» **EXERCISE PROMPT**
When you repeat the entries below, please keep them exact and leave out the pictures.
________________
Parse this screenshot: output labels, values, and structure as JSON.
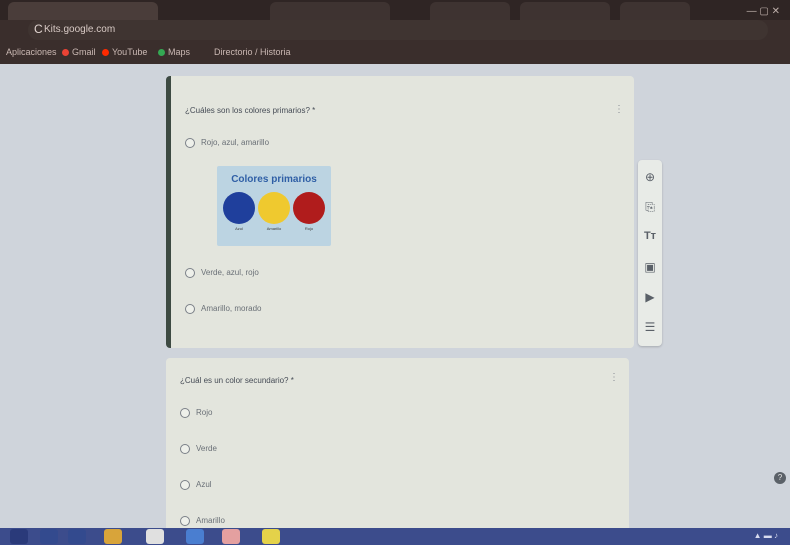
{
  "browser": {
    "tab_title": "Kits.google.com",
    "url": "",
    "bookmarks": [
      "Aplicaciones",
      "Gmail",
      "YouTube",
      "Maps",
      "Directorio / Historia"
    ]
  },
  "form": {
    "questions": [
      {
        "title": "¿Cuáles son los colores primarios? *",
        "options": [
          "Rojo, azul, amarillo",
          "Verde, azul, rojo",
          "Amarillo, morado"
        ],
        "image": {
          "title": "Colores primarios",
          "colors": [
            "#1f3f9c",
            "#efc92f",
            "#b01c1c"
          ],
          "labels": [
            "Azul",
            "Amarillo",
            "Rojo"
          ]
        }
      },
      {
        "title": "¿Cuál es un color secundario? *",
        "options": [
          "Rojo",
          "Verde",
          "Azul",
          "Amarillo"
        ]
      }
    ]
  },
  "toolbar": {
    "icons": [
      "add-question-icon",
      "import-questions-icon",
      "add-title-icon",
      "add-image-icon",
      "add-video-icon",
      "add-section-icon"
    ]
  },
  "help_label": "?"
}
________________
» **ANSWER AREA**
Parse this screenshot: output labels, values, and structure as JSON.
{
  "browser": {
    "tab_title": "Kits.google.com",
    "url": "",
    "bookmarks": [
      "Aplicaciones",
      "Gmail",
      "YouTube",
      "Maps",
      "Directorio / Historia"
    ]
  },
  "form": {
    "questions": [
      {
        "title": "¿Cuáles son los colores primarios? *",
        "options": [
          "Rojo, azul, amarillo",
          "Verde, azul, rojo",
          "Amarillo, morado"
        ],
        "image": {
          "title": "Colores primarios",
          "colors": [
            "#1f3f9c",
            "#efc92f",
            "#b01c1c"
          ],
          "labels": [
            "Azul",
            "Amarillo",
            "Rojo"
          ]
        }
      },
      {
        "title": "¿Cuál es un color secundario? *",
        "options": [
          "Rojo",
          "Verde",
          "Azul",
          "Amarillo"
        ]
      }
    ]
  },
  "toolbar": {
    "icons": [
      "add-question-icon",
      "import-questions-icon",
      "add-title-icon",
      "add-image-icon",
      "add-video-icon",
      "add-section-icon"
    ]
  },
  "help_label": "?"
}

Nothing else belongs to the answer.